UK docs advise singing to sooth breathing troubles
Outliers loves going to London, especially for the performing arts. And while the Royal Albert Hall may be the first place visitors think of when they want to hear a good performance in London, they might get more of a unique experience down the road at Royal Brompton Hospital.
That’s because once a week, patients with respiratory problems, including asthma, emphysema and chronic obstructive pulmonary disease, are treated to vocal exercises and sing songs that have their origins in places as far away as Ghana and Polynesia.

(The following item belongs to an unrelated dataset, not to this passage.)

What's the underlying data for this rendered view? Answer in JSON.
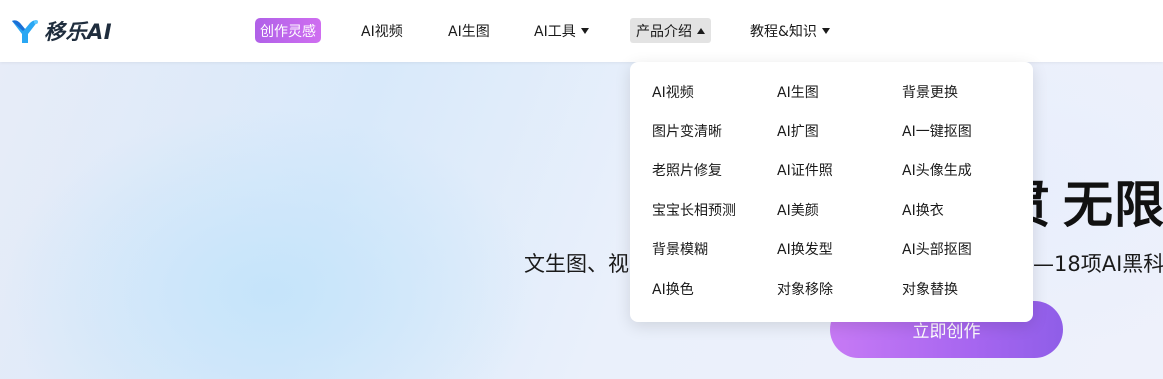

At first glance, it might seem that the singing is therapeutic in a relaxing sense. But that’s not the primary therapeutic reason for the performance: Doctors think the type of breathing used by singers could also help patients with lung ailments. “Since many people enjoy singing, we thought it would help them associate controlling their breathing with something pleasant and positive rather than a standard physiotherapy technique,” Nicholas Hopkinson, the hospital’s top chest physician, told the Associated Press. “It’s almost accidental that they learn something about their breathing through singing,” he said.